(App and web page records):
______

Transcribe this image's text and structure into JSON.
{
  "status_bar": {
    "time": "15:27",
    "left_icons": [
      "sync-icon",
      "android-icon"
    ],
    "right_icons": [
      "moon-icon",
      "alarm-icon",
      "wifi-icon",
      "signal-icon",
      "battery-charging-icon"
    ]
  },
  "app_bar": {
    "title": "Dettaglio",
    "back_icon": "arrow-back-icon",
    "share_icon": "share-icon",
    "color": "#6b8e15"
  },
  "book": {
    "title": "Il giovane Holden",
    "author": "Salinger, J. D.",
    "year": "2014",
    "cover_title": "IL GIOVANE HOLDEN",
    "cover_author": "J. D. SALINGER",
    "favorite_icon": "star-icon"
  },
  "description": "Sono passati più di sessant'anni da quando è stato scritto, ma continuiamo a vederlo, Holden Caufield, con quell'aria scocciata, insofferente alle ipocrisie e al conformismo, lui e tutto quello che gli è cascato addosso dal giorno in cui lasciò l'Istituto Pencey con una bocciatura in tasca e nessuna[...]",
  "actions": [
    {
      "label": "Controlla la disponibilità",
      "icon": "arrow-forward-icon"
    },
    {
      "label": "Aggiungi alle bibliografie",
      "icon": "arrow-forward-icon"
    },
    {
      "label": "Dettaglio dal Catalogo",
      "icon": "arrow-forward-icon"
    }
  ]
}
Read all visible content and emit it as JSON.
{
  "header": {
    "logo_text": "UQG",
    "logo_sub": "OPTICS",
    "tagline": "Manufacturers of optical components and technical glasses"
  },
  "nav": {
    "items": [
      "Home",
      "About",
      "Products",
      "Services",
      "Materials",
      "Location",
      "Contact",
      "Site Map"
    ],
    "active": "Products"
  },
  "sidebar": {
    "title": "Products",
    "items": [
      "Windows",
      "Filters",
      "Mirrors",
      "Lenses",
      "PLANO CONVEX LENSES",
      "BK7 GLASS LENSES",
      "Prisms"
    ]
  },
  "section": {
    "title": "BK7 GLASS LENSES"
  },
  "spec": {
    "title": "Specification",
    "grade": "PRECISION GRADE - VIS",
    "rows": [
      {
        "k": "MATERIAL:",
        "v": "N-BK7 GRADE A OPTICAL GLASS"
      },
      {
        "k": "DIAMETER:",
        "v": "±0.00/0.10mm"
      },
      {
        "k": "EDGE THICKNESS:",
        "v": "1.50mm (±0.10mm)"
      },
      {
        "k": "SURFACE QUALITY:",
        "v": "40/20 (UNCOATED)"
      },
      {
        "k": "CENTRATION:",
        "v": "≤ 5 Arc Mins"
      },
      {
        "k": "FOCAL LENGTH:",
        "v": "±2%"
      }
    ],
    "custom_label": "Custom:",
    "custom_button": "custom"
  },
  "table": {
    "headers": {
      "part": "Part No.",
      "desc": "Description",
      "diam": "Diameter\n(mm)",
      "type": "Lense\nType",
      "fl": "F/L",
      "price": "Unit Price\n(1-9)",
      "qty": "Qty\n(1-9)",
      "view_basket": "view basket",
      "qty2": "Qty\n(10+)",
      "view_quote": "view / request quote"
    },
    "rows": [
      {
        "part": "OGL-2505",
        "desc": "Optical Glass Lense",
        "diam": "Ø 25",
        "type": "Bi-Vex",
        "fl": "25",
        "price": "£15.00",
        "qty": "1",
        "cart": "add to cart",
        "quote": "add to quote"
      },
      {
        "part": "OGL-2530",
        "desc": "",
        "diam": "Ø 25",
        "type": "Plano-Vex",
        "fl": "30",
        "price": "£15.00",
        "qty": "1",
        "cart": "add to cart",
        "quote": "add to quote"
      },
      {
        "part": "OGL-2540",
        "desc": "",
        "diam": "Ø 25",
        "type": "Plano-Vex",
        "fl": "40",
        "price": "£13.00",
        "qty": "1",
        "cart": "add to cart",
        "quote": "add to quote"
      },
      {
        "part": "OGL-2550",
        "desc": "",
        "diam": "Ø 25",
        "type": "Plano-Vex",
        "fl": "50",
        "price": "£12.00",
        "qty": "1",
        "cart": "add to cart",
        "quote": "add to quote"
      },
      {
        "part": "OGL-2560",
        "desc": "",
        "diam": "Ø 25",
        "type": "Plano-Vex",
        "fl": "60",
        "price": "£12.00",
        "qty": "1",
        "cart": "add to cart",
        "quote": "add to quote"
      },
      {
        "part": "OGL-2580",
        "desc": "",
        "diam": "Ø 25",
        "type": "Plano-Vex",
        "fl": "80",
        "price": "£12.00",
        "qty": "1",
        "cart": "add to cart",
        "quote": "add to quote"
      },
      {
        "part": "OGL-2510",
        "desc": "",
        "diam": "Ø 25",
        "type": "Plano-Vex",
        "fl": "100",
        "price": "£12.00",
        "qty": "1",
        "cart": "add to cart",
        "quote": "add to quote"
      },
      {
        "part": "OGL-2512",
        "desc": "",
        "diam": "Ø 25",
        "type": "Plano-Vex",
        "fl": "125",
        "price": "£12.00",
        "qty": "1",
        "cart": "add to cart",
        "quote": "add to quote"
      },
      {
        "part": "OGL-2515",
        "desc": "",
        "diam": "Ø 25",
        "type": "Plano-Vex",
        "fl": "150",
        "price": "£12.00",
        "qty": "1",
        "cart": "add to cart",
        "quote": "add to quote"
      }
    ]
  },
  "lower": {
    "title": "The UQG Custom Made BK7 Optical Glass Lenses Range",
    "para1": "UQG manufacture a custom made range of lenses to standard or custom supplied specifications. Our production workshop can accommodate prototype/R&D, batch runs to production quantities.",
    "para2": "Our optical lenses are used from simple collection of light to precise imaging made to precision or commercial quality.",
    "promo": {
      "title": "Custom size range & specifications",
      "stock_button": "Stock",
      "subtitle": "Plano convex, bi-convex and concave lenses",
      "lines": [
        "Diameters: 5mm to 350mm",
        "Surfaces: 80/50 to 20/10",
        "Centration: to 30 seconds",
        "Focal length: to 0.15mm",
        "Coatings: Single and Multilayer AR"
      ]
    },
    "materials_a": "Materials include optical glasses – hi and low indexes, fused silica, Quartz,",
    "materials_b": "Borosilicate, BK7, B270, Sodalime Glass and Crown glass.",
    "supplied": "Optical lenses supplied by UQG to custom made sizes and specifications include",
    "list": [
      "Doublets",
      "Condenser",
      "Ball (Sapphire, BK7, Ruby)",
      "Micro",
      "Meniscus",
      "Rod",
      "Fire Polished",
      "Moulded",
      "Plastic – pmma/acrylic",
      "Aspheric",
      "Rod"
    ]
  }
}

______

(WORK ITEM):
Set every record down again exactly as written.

(ANSWER):
Transcribe this image's text and structure into JSON.
{
  "status_bar": {
    "time": "15:27",
    "left_icons": [
      "sync-icon",
      "android-icon"
    ],
    "right_icons": [
      "moon-icon",
      "alarm-icon",
      "wifi-icon",
      "signal-icon",
      "battery-charging-icon"
    ]
  },
  "app_bar": {
    "title": "Dettaglio",
    "back_icon": "arrow-back-icon",
    "share_icon": "share-icon",
    "color": "#6b8e15"
  },
  "book": {
    "title": "Il giovane Holden",
    "author": "Salinger, J. D.",
    "year": "2014",
    "cover_title": "IL GIOVANE HOLDEN",
    "cover_author": "J. D. SALINGER",
    "favorite_icon": "star-icon"
  },
  "description": "Sono passati più di sessant'anni da quando è stato scritto, ma continuiamo a vederlo, Holden Caufield, con quell'aria scocciata, insofferente alle ipocrisie e al conformismo, lui e tutto quello che gli è cascato addosso dal giorno in cui lasciò l'Istituto Pencey con una bocciatura in tasca e nessuna[...]",
  "actions": [
    {
      "label": "Controlla la disponibilità",
      "icon": "arrow-forward-icon"
    },
    {
      "label": "Aggiungi alle bibliografie",
      "icon": "arrow-forward-icon"
    },
    {
      "label": "Dettaglio dal Catalogo",
      "icon": "arrow-forward-icon"
    }
  ]
}
Read all visible content and emit it as JSON.
{
  "header": {
    "logo_text": "UQG",
    "logo_sub": "OPTICS",
    "tagline": "Manufacturers of optical components and technical glasses"
  },
  "nav": {
    "items": [
      "Home",
      "About",
      "Products",
      "Services",
      "Materials",
      "Location",
      "Contact",
      "Site Map"
    ],
    "active": "Products"
  },
  "sidebar": {
    "title": "Products",
    "items": [
      "Windows",
      "Filters",
      "Mirrors",
      "Lenses",
      "PLANO CONVEX LENSES",
      "BK7 GLASS LENSES",
      "Prisms"
    ]
  },
  "section": {
    "title": "BK7 GLASS LENSES"
  },
  "spec": {
    "title": "Specification",
    "grade": "PRECISION GRADE - VIS",
    "rows": [
      {
        "k": "MATERIAL:",
        "v": "N-BK7 GRADE A OPTICAL GLASS"
      },
      {
        "k": "DIAMETER:",
        "v": "±0.00/0.10mm"
      },
      {
        "k": "EDGE THICKNESS:",
        "v": "1.50mm (±0.10mm)"
      },
      {
        "k": "SURFACE QUALITY:",
        "v": "40/20 (UNCOATED)"
      },
      {
        "k": "CENTRATION:",
        "v": "≤ 5 Arc Mins"
      },
      {
        "k": "FOCAL LENGTH:",
        "v": "±2%"
      }
    ],
    "custom_label": "Custom:",
    "custom_button": "custom"
  },
  "table": {
    "headers": {
      "part": "Part No.",
      "desc": "Description",
      "diam": "Diameter\n(mm)",
      "type": "Lense\nType",
      "fl": "F/L",
      "price": "Unit Price\n(1-9)",
      "qty": "Qty\n(1-9)",
      "view_basket": "view basket",
      "qty2": "Qty\n(10+)",
      "view_quote": "view / request quote"
    },
    "rows": [
      {
        "part": "OGL-2505",
        "desc": "Optical Glass Lense",
        "diam": "Ø 25",
        "type": "Bi-Vex",
        "fl": "25",
        "price": "£15.00",
        "qty": "1",
        "cart": "add to cart",
        "quote": "add to quote"
      },
      {
        "part": "OGL-2530",
        "desc": "",
        "diam": "Ø 25",
        "type": "Plano-Vex",
        "fl": "30",
        "price": "£15.00",
        "qty": "1",
        "cart": "add to cart",
        "quote": "add to quote"
      },
      {
        "part": "OGL-2540",
        "desc": "",
        "diam": "Ø 25",
        "type": "Plano-Vex",
        "fl": "40",
        "price": "£13.00",
        "qty": "1",
        "cart": "add to cart",
        "quote": "add to quote"
      },
      {
        "part": "OGL-2550",
        "desc": "",
        "diam": "Ø 25",
        "type": "Plano-Vex",
        "fl": "50",
        "price": "£12.00",
        "qty": "1",
        "cart": "add to cart",
        "quote": "add to quote"
      },
      {
        "part": "OGL-2560",
        "desc": "",
        "diam": "Ø 25",
        "type": "Plano-Vex",
        "fl": "60",
        "price": "£12.00",
        "qty": "1",
        "cart": "add to cart",
        "quote": "add to quote"
      },
      {
        "part": "OGL-2580",
        "desc": "",
        "diam": "Ø 25",
        "type": "Plano-Vex",
        "fl": "80",
        "price": "£12.00",
        "qty": "1",
        "cart": "add to cart",
        "quote": "add to quote"
      },
      {
        "part": "OGL-2510",
        "desc": "",
        "diam": "Ø 25",
        "type": "Plano-Vex",
        "fl": "100",
        "price": "£12.00",
        "qty": "1",
        "cart": "add to cart",
        "quote": "add to quote"
      },
      {
        "part": "OGL-2512",
        "desc": "",
        "diam": "Ø 25",
        "type": "Plano-Vex",
        "fl": "125",
        "price": "£12.00",
        "qty": "1",
        "cart": "add to cart",
        "quote": "add to quote"
      },
      {
        "part": "OGL-2515",
        "desc": "",
        "diam": "Ø 25",
        "type": "Plano-Vex",
        "fl": "150",
        "price": "£12.00",
        "qty": "1",
        "cart": "add to cart",
        "quote": "add to quote"
      }
    ]
  },
  "lower": {
    "title": "The UQG Custom Made BK7 Optical Glass Lenses Range",
    "para1": "UQG manufacture a custom made range of lenses to standard or custom supplied specifications. Our production workshop can accommodate prototype/R&D, batch runs to production quantities.",
    "para2": "Our optical lenses are used from simple collection of light to precise imaging made to precision or commercial quality.",
    "promo": {
      "title": "Custom size range & specifications",
      "stock_button": "Stock",
      "subtitle": "Plano convex, bi-convex and concave lenses",
      "lines": [
        "Diameters: 5mm to 350mm",
        "Surfaces: 80/50 to 20/10",
        "Centration: to 30 seconds",
        "Focal length: to 0.15mm",
        "Coatings: Single and Multilayer AR"
      ]
    },
    "materials_a": "Materials include optical glasses – hi and low indexes, fused silica, Quartz,",
    "materials_b": "Borosilicate, BK7, B270, Sodalime Glass and Crown glass.",
    "supplied": "Optical lenses supplied by UQG to custom made sizes and specifications include",
    "list": [
      "Doublets",
      "Condenser",
      "Ball (Sapphire, BK7, Ruby)",
      "Micro",
      "Meniscus",
      "Rod",
      "Fire Polished",
      "Moulded",
      "Plastic – pmma/acrylic",
      "Aspheric",
      "Rod"
    ]
  }
}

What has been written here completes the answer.